MATERIAL SUPPLIED:
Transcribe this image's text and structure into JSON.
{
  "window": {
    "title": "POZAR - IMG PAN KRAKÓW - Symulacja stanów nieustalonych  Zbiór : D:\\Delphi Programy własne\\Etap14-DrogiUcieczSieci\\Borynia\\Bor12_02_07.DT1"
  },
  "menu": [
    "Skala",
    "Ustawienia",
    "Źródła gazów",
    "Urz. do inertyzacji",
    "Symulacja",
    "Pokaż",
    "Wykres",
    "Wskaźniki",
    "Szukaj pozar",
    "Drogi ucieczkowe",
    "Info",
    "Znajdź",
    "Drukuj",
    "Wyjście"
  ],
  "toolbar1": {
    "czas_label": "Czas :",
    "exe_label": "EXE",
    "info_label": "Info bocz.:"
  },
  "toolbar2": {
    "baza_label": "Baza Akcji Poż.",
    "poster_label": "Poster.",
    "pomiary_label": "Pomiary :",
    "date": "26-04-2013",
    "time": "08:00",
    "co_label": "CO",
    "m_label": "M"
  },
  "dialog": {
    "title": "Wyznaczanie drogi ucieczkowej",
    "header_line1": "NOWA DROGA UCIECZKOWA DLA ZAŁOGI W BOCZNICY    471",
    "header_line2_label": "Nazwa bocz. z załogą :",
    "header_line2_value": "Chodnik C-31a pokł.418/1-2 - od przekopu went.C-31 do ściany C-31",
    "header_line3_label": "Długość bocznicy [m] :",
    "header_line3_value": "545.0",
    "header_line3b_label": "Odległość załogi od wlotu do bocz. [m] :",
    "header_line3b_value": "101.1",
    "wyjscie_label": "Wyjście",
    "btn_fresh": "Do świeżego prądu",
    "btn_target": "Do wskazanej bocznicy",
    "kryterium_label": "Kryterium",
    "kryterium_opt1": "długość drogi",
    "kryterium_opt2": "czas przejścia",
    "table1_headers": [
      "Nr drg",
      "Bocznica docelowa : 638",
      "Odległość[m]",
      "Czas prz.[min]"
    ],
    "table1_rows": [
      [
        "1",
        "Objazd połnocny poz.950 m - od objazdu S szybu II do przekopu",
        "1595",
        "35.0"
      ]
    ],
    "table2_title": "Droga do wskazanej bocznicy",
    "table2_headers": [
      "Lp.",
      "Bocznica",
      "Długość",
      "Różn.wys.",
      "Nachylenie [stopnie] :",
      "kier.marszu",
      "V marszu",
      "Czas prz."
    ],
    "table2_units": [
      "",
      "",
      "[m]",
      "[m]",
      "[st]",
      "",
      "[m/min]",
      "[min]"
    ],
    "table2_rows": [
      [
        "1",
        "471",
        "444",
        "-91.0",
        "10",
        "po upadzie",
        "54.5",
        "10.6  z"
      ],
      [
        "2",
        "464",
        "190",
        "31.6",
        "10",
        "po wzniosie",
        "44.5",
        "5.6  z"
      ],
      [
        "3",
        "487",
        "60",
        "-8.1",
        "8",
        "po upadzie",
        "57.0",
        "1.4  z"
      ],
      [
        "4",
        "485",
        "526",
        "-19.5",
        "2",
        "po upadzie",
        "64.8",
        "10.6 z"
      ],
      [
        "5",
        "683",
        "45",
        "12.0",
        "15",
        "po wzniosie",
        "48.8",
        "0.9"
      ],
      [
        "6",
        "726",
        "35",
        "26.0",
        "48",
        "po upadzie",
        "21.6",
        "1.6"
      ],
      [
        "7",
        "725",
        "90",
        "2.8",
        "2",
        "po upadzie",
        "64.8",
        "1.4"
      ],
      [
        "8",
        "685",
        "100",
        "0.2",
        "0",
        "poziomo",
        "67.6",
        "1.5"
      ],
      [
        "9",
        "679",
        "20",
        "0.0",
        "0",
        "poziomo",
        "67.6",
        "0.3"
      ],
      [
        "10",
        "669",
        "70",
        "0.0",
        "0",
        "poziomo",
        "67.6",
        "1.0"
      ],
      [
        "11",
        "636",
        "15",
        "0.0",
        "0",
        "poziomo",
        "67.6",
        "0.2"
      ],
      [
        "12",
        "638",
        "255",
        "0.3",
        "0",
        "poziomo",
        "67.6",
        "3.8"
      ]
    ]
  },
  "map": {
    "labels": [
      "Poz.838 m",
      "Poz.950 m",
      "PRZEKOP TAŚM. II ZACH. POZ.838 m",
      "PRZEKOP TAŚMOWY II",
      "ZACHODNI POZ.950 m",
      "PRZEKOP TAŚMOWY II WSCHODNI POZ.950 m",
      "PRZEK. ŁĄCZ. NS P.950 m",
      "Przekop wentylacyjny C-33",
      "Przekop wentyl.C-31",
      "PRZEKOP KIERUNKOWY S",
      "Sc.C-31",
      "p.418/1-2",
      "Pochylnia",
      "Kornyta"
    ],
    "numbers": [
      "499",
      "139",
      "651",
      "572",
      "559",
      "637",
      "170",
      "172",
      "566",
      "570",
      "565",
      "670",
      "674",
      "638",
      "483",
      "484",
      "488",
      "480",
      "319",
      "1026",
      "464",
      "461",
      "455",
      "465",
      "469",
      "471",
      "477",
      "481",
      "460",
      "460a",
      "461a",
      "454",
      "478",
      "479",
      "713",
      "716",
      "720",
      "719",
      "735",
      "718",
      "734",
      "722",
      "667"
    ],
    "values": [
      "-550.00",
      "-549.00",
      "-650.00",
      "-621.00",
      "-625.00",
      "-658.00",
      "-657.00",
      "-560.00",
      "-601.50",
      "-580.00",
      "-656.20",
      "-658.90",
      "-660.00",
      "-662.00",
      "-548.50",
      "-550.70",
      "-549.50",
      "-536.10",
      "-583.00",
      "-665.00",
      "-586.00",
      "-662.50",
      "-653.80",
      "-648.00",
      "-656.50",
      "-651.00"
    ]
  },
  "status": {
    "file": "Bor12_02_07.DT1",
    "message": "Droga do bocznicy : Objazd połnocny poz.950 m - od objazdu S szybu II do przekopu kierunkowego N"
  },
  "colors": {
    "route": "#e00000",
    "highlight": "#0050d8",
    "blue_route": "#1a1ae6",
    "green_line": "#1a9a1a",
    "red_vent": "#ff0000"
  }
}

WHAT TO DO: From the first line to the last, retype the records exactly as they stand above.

EXPECTED ANSWER:
Transcribe this image's text and structure into JSON.
{
  "window": {
    "title": "POZAR - IMG PAN KRAKÓW - Symulacja stanów nieustalonych  Zbiór : D:\\Delphi Programy własne\\Etap14-DrogiUcieczSieci\\Borynia\\Bor12_02_07.DT1"
  },
  "menu": [
    "Skala",
    "Ustawienia",
    "Źródła gazów",
    "Urz. do inertyzacji",
    "Symulacja",
    "Pokaż",
    "Wykres",
    "Wskaźniki",
    "Szukaj pozar",
    "Drogi ucieczkowe",
    "Info",
    "Znajdź",
    "Drukuj",
    "Wyjście"
  ],
  "toolbar1": {
    "czas_label": "Czas :",
    "exe_label": "EXE",
    "info_label": "Info bocz.:"
  },
  "toolbar2": {
    "baza_label": "Baza Akcji Poż.",
    "poster_label": "Poster.",
    "pomiary_label": "Pomiary :",
    "date": "26-04-2013",
    "time": "08:00",
    "co_label": "CO",
    "m_label": "M"
  },
  "dialog": {
    "title": "Wyznaczanie drogi ucieczkowej",
    "header_line1": "NOWA DROGA UCIECZKOWA DLA ZAŁOGI W BOCZNICY    471",
    "header_line2_label": "Nazwa bocz. z załogą :",
    "header_line2_value": "Chodnik C-31a pokł.418/1-2 - od przekopu went.C-31 do ściany C-31",
    "header_line3_label": "Długość bocznicy [m] :",
    "header_line3_value": "545.0",
    "header_line3b_label": "Odległość załogi od wlotu do bocz. [m] :",
    "header_line3b_value": "101.1",
    "wyjscie_label": "Wyjście",
    "btn_fresh": "Do świeżego prądu",
    "btn_target": "Do wskazanej bocznicy",
    "kryterium_label": "Kryterium",
    "kryterium_opt1": "długość drogi",
    "kryterium_opt2": "czas przejścia",
    "table1_headers": [
      "Nr drg",
      "Bocznica docelowa : 638",
      "Odległość[m]",
      "Czas prz.[min]"
    ],
    "table1_rows": [
      [
        "1",
        "Objazd połnocny poz.950 m - od objazdu S szybu II do przekopu",
        "1595",
        "35.0"
      ]
    ],
    "table2_title": "Droga do wskazanej bocznicy",
    "table2_headers": [
      "Lp.",
      "Bocznica",
      "Długość",
      "Różn.wys.",
      "Nachylenie [stopnie] :",
      "kier.marszu",
      "V marszu",
      "Czas prz."
    ],
    "table2_units": [
      "",
      "",
      "[m]",
      "[m]",
      "[st]",
      "",
      "[m/min]",
      "[min]"
    ],
    "table2_rows": [
      [
        "1",
        "471",
        "444",
        "-91.0",
        "10",
        "po upadzie",
        "54.5",
        "10.6  z"
      ],
      [
        "2",
        "464",
        "190",
        "31.6",
        "10",
        "po wzniosie",
        "44.5",
        "5.6  z"
      ],
      [
        "3",
        "487",
        "60",
        "-8.1",
        "8",
        "po upadzie",
        "57.0",
        "1.4  z"
      ],
      [
        "4",
        "485",
        "526",
        "-19.5",
        "2",
        "po upadzie",
        "64.8",
        "10.6 z"
      ],
      [
        "5",
        "683",
        "45",
        "12.0",
        "15",
        "po wzniosie",
        "48.8",
        "0.9"
      ],
      [
        "6",
        "726",
        "35",
        "26.0",
        "48",
        "po upadzie",
        "21.6",
        "1.6"
      ],
      [
        "7",
        "725",
        "90",
        "2.8",
        "2",
        "po upadzie",
        "64.8",
        "1.4"
      ],
      [
        "8",
        "685",
        "100",
        "0.2",
        "0",
        "poziomo",
        "67.6",
        "1.5"
      ],
      [
        "9",
        "679",
        "20",
        "0.0",
        "0",
        "poziomo",
        "67.6",
        "0.3"
      ],
      [
        "10",
        "669",
        "70",
        "0.0",
        "0",
        "poziomo",
        "67.6",
        "1.0"
      ],
      [
        "11",
        "636",
        "15",
        "0.0",
        "0",
        "poziomo",
        "67.6",
        "0.2"
      ],
      [
        "12",
        "638",
        "255",
        "0.3",
        "0",
        "poziomo",
        "67.6",
        "3.8"
      ]
    ]
  },
  "map": {
    "labels": [
      "Poz.838 m",
      "Poz.950 m",
      "PRZEKOP TAŚM. II ZACH. POZ.838 m",
      "PRZEKOP TAŚMOWY II",
      "ZACHODNI POZ.950 m",
      "PRZEKOP TAŚMOWY II WSCHODNI POZ.950 m",
      "PRZEK. ŁĄCZ. NS P.950 m",
      "Przekop wentylacyjny C-33",
      "Przekop wentyl.C-31",
      "PRZEKOP KIERUNKOWY S",
      "Sc.C-31",
      "p.418/1-2",
      "Pochylnia",
      "Kornyta"
    ],
    "numbers": [
      "499",
      "139",
      "651",
      "572",
      "559",
      "637",
      "170",
      "172",
      "566",
      "570",
      "565",
      "670",
      "674",
      "638",
      "483",
      "484",
      "488",
      "480",
      "319",
      "1026",
      "464",
      "461",
      "455",
      "465",
      "469",
      "471",
      "477",
      "481",
      "460",
      "460a",
      "461a",
      "454",
      "478",
      "479",
      "713",
      "716",
      "720",
      "719",
      "735",
      "718",
      "734",
      "722",
      "667"
    ],
    "values": [
      "-550.00",
      "-549.00",
      "-650.00",
      "-621.00",
      "-625.00",
      "-658.00",
      "-657.00",
      "-560.00",
      "-601.50",
      "-580.00",
      "-656.20",
      "-658.90",
      "-660.00",
      "-662.00",
      "-548.50",
      "-550.70",
      "-549.50",
      "-536.10",
      "-583.00",
      "-665.00",
      "-586.00",
      "-662.50",
      "-653.80",
      "-648.00",
      "-656.50",
      "-651.00"
    ]
  },
  "status": {
    "file": "Bor12_02_07.DT1",
    "message": "Droga do bocznicy : Objazd połnocny poz.950 m - od objazdu S szybu II do przekopu kierunkowego N"
  },
  "colors": {
    "route": "#e00000",
    "highlight": "#0050d8",
    "blue_route": "#1a1ae6",
    "green_line": "#1a9a1a",
    "red_vent": "#ff0000"
  }
}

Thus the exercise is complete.